# DATA RECORDS:
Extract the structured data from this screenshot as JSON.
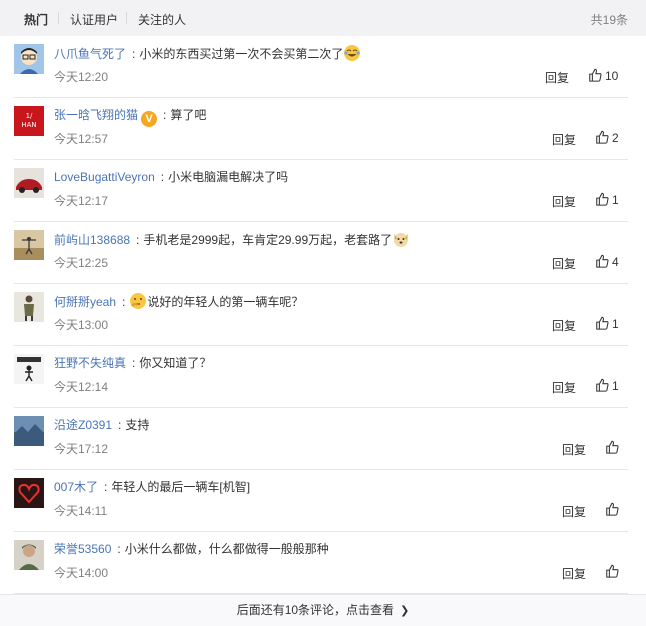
{
  "tabs": [
    {
      "label": "热门",
      "active": true
    },
    {
      "label": "认证用户",
      "active": false
    },
    {
      "label": "关注的人",
      "active": false
    }
  ],
  "total_label": "共19条",
  "reply_label": "回复",
  "comments": [
    {
      "username": "八爪鱼气死了",
      "text": "小米的东西买过第一次不会买第二次了",
      "time": "今天12:20",
      "likes": "10",
      "emoji": "laugh-cry"
    },
    {
      "username": "张一晗飞翔的猫",
      "text": "算了吧",
      "time": "今天12:57",
      "likes": "2",
      "badge": "V"
    },
    {
      "username": "LoveBugattiVeyron",
      "text": "小米电脑漏电解决了吗",
      "time": "今天12:17",
      "likes": "1"
    },
    {
      "username": "前屿山138688",
      "text": "手机老是2999起，车肯定29.99万起，老套路了",
      "time": "今天12:25",
      "likes": "4",
      "emoji": "dog"
    },
    {
      "username": "何掰掰yeah",
      "text": "说好的年轻人的第一辆车呢？",
      "time": "今天13:00",
      "likes": "1",
      "emoji_before": "thinking"
    },
    {
      "username": "狂野不失纯真",
      "text": "你又知道了？",
      "time": "今天12:14",
      "likes": "1"
    },
    {
      "username": "沿途Z0391",
      "text": "支持",
      "time": "今天17:12",
      "likes": ""
    },
    {
      "username": "007木了",
      "text": "年轻人的最后一辆车[机智]",
      "time": "今天14:11",
      "likes": ""
    },
    {
      "username": "荣誉53560",
      "text": "小米什么都做，什么都做得一般般那种",
      "time": "今天14:00",
      "likes": ""
    }
  ],
  "more_label": "后面还有10条评论，点击查看",
  "colors": {
    "link": "#4a75b5",
    "text": "#333333",
    "muted": "#808080",
    "tab_bg": "#f2f2f5"
  }
}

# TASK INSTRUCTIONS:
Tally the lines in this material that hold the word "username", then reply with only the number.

# REPLY TO THE EXERCISE:
9